I shall certainly be ordering more of these magnets (possibly in a larger size to just have to glue one magnet to the base), as they are quite affordable (100 of these tiny magnets set me back $9.00, while postage and packing from the States to Belgium was less than that) and work beautifully.

Highly recommended.

Monday, 1 August 2005

How historical is your wargaming?

There's an interesting letter in the latest issue of Wargames Illustrated. It's titled "Dude, Where's my Hobby", and is written under the nom-de-plume D.I.S.Gusted. At first, I thought this was going to be another rant about the state-of-the-hobby, and how back in 1971 one could go to a convention, "buy 300 25mm figures, 10 pots of paint, some new rules, have a few drinks in the bar, and still have change left from a 5-Pound note" (this last quote from another letter in WI some years ago :-)). However, this letter touches upon another aspect: the lack of history in historical miniature wargaming.

The author claims that history and historical research is dissappearing out of historical wargaming, and that much more emphasis is being put in setting up games which might be visual attractive, but have little to do with historical wargaming as such. One example he mentions is the popularity of Victorian SF / Lost World / Adventuring in the 30s type of games. Although these games might be fun and pretty to look at, they have little or no relation to historical wargaming, and belong more to the type of wargaming advocated by Games Workshop.

The letter makes a plea to spend some more time on research, and try to design games and rules that model some part of military history, rather than design rules that work well as a game, but might have no relation whatsoever to the 'history' of the period one is trying to model. The letter ends with a short evaluation of various rulesystem in this light, although this last section is very short.
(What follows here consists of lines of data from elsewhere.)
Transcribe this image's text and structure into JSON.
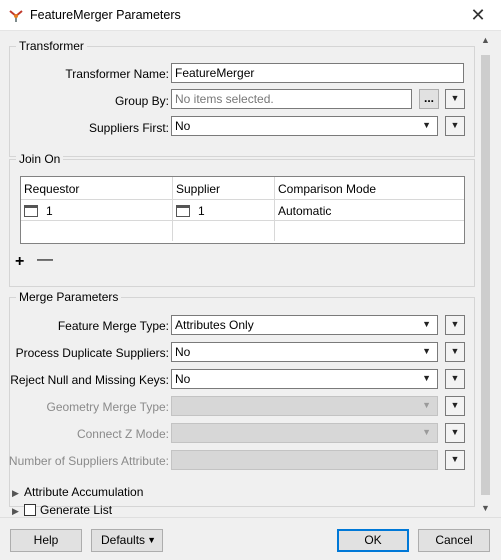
{
  "window": {
    "title": "FeatureMerger Parameters",
    "close_glyph": "✕"
  },
  "transformer": {
    "section_title": "Transformer",
    "name_label": "Transformer Name:",
    "name_value": "FeatureMerger",
    "group_by_label": "Group By:",
    "group_by_placeholder": "No items selected.",
    "group_by_button": "...",
    "suppliers_first_label": "Suppliers First:",
    "suppliers_first_value": "No"
  },
  "join_on": {
    "section_title": "Join On",
    "columns": [
      "Requestor",
      "Supplier",
      "Comparison Mode"
    ],
    "rows": [
      {
        "requestor": "1",
        "supplier": "1",
        "comparison_mode": "Automatic"
      }
    ],
    "add_glyph": "+",
    "remove_glyph": "—"
  },
  "merge_parameters": {
    "section_title": "Merge Parameters",
    "feature_merge_type_label": "Feature Merge Type:",
    "feature_merge_type_value": "Attributes Only",
    "process_duplicate_label": "Process Duplicate Suppliers:",
    "process_duplicate_value": "No",
    "reject_null_label": "Reject Null and Missing Keys:",
    "reject_null_value": "No",
    "geometry_merge_label": "Geometry Merge Type:",
    "connect_z_label": "Connect Z Mode:",
    "num_suppliers_label": "Number of Suppliers Attribute:"
  },
  "collapsed_sections": [
    "Attribute Accumulation",
    "Generate List"
  ],
  "footer": {
    "help": "Help",
    "defaults": "Defaults",
    "ok": "OK",
    "cancel": "Cancel"
  },
  "icons": {
    "app": "feature-merger-icon",
    "dropdown": "▼",
    "expand": "▶",
    "scroll_up": "▲",
    "scroll_down": "▼"
  },
  "colors": {
    "default_button_border": "#0078d7",
    "disabled_field": "#d7d7d7"
  }
}
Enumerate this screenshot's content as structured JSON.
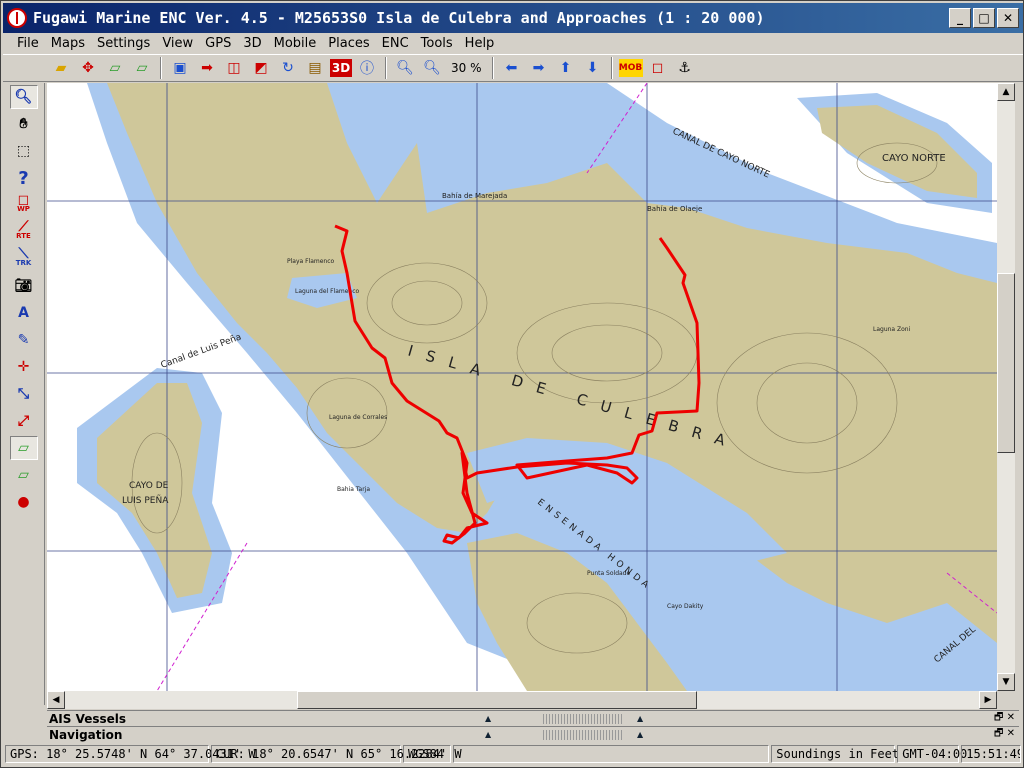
{
  "window": {
    "title": "Fugawi Marine ENC Ver. 4.5 - M25653S0  Isla de Culebra and Approaches  (1 : 20 000)"
  },
  "menu": [
    "File",
    "Maps",
    "Settings",
    "View",
    "GPS",
    "3D",
    "Mobile",
    "Places",
    "ENC",
    "Tools",
    "Help"
  ],
  "toolbar": {
    "zoom_label": "30 %",
    "mob_label": "MOB",
    "threed_label": "3D"
  },
  "lefttools": {
    "wp_label": "WP",
    "rte_label": "RTE",
    "trk_label": "TRK",
    "help_label": "?"
  },
  "map_labels": {
    "island_main": "ISLA DE CULEBRA",
    "island_north": "CAYO NORTE",
    "island_west_1": "CAYO DE",
    "island_west_2": "LUIS PEÑA",
    "channel_north": "CANAL DE CAYO NORTE",
    "channel_west": "Canal de Luis Peña",
    "channel_east": "CANAL DEL",
    "bay_honda": "ENSENADA HONDA",
    "lagoon_flamenco": "Laguna del Flamenco",
    "bay_marejada": "Bahía de Marejada",
    "bay_olaeje": "Bahía de Olaeje",
    "playa_flamenco": "Playa Flamenco",
    "lagoon_zoni": "Laguna Zoni",
    "lagoon_corrales": "Laguna de Corrales",
    "punta_soldado": "Punta Soldado",
    "bahia_tarja": "Bahia Tarja",
    "cayo_dakity": "Cayo Dakity"
  },
  "panels": {
    "ais": "AIS Vessels",
    "nav": "Navigation"
  },
  "status": {
    "gps": "GPS: 18° 25.5748' N 64° 37.0431' W",
    "cur": "CUR: 18° 20.6547' N 65° 16.2284' W",
    "datum": "WGS84",
    "soundings": "Soundings in Feet",
    "tz": "GMT-04:00",
    "time": "15:51:49..."
  },
  "colors": {
    "land": "#cfc79a",
    "shallow": "#a9c8ef",
    "track": "#ee0000"
  }
}
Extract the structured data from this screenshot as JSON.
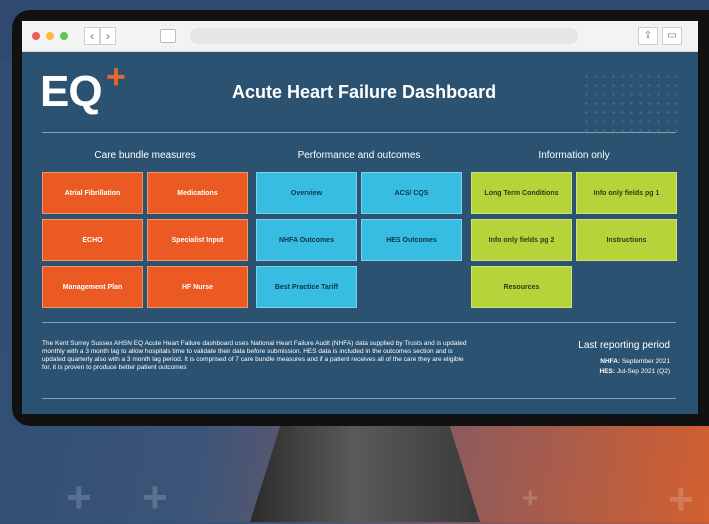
{
  "browser": {
    "nav_back": "‹",
    "nav_forward": "›",
    "share_glyph": "⇪",
    "tabs_glyph": "▭"
  },
  "dashboard": {
    "logo_text": "EQ",
    "logo_plus": "+",
    "title": "Acute Heart Failure Dashboard",
    "groups": [
      {
        "heading": "Care bundle measures",
        "tiles": [
          "Atrial Fibrillation",
          "Medications",
          "ECHO",
          "Specialist Input",
          "Management Plan",
          "HF Nurse"
        ]
      },
      {
        "heading": "Performance and outcomes",
        "tiles": [
          "Overview",
          "ACS/ CQS",
          "NHFA Outcomes",
          "HES Outcomes",
          "Best Practice Tariff"
        ]
      },
      {
        "heading": "Information only",
        "tiles": [
          "Long Term Conditions",
          "Info only fields pg 1",
          "Info only fields pg 2",
          "Instructions",
          "Resources"
        ]
      }
    ],
    "description": "The Kent Surrey Sussex AHSN EQ Acute Heart Failure dashboard uses National Heart Failure Audit (NHFA) data supplied by Trusts and is updated monthly with a 3 month lag to allow hospitals time to validate their data before submission. HES data is included in the outcomes section and is updated quarterly also with a 3 month lag period. It is comprised of 7 care bundle measures and if a patient receives all of the care they are eligible for, it is proven to produce better patient outcomes",
    "last_reporting": {
      "heading": "Last reporting period",
      "nhfa_label": "NHFA:",
      "nhfa_value": "September 2021",
      "hes_label": "HES:",
      "hes_value": "Jul-Sep 2021 (Q2)"
    }
  },
  "colors": {
    "orange": "#ec5a24",
    "cyan": "#36bde1",
    "green": "#b6d33a",
    "screen": "#2b5270"
  }
}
This letter got me thinking again about what defines 'historical miniature wargaming', specifically in relation to other forms of miniature gaming. It is somewhat pointless to discuss classifications ("Is Victorian SF historical?", "Is a DBA fight between Romans and Aztecs historical?"), but I think it is more useful to discuss whether good historical research should be present in wargame design. In other words, when designing a specific ruleset, should one try to simulate certain historical events, or should one write rules with a focus on gameplay, and then try to fit them to perceived history? The problem with the latter approach is that one uses maybe one source or even a movie as a basis, while historical research requires that you consult many different sources to get things right.
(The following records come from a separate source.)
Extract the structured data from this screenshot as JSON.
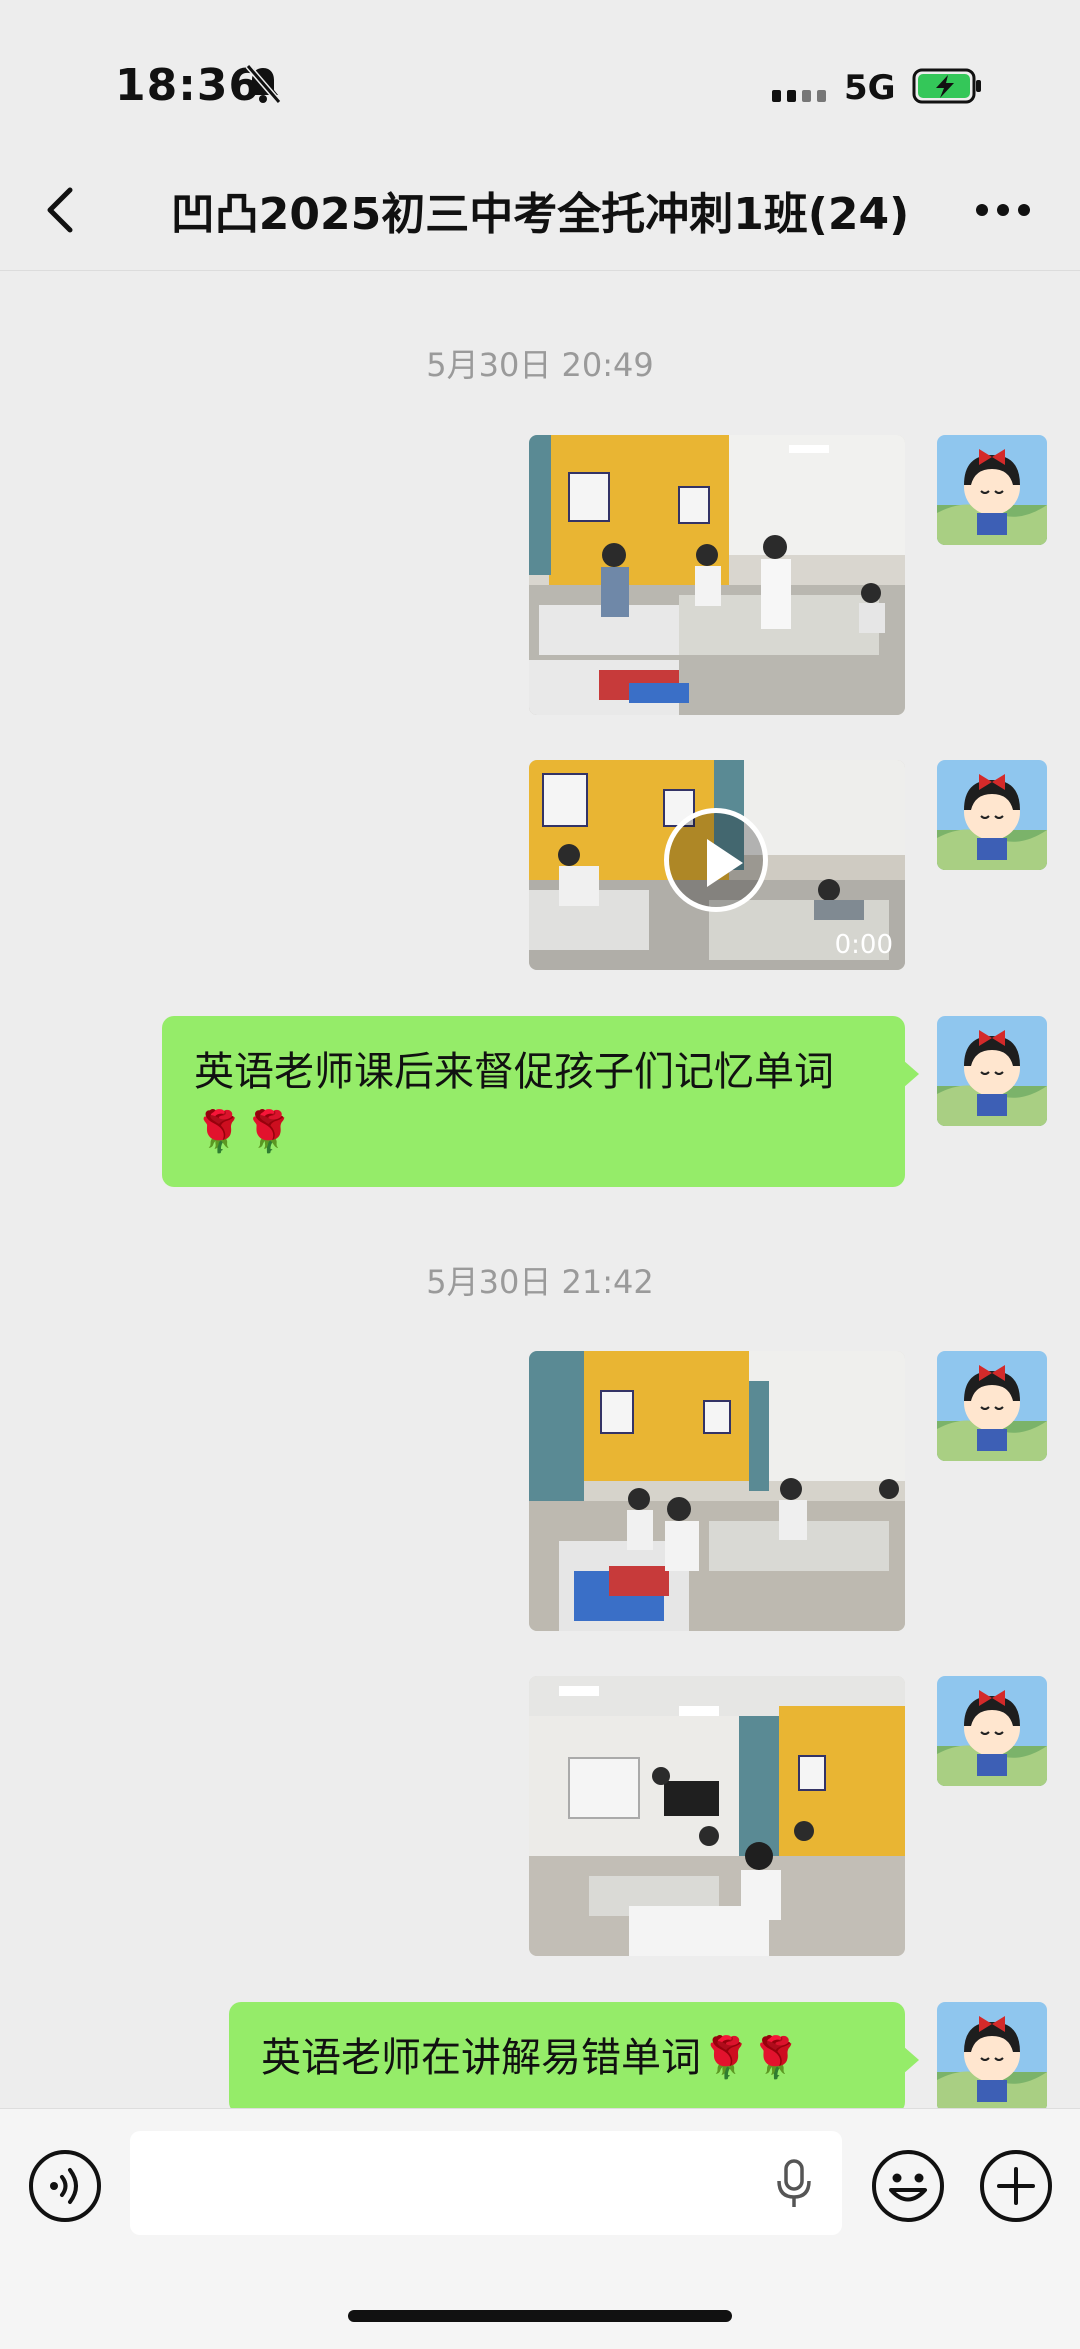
{
  "status_bar": {
    "time": "18:36",
    "network": "5G",
    "mute_icon": "bell-slash-icon",
    "battery_state": "charging"
  },
  "header": {
    "title": "凹凸2025初三中考全托冲刺1班(24)",
    "back_icon": "chevron-left-icon",
    "more_icon": "ellipsis-icon"
  },
  "chat": {
    "timestamps": [
      "5月30日 20:49",
      "5月30日 21:42"
    ],
    "video": {
      "duration": "0:00"
    },
    "messages": [
      "英语老师课后来督促孩子们记忆单词🌹🌹",
      "英语老师在讲解易错单词🌹🌹"
    ]
  },
  "input_bar": {
    "voice_icon": "voice-icon",
    "emoji_icon": "emoji-icon",
    "add_icon": "plus-icon",
    "mic_icon": "microphone-icon"
  },
  "colors": {
    "bubble": "#95ec69",
    "background": "#ededed",
    "accent": "#07c160"
  }
}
E.g. suppose one wants to design a game about tank vs. tank combat in WW2. Historical research would assume that you look towards % of casualties, likelyhood of damage after a succesful hit etc. The second approach assumes you design with the game in mind: a game might last 10 turns, and we want each tank to have a 50% probablity to survive the game, so that means a specific %chance of knocking out a tank with one shot etc... Note that this is an othogonal design issue w.r.t. simple or complicated rules. You can have elegant and overly-complicated rules using both approaches.

I have to admit that for all the rulesets I've written so far, most of them were designed using the second approach: maximum emphasis on gameplay, and only a small focus on getting things right from a historical point-of-view. So, am I still an historical wargamer?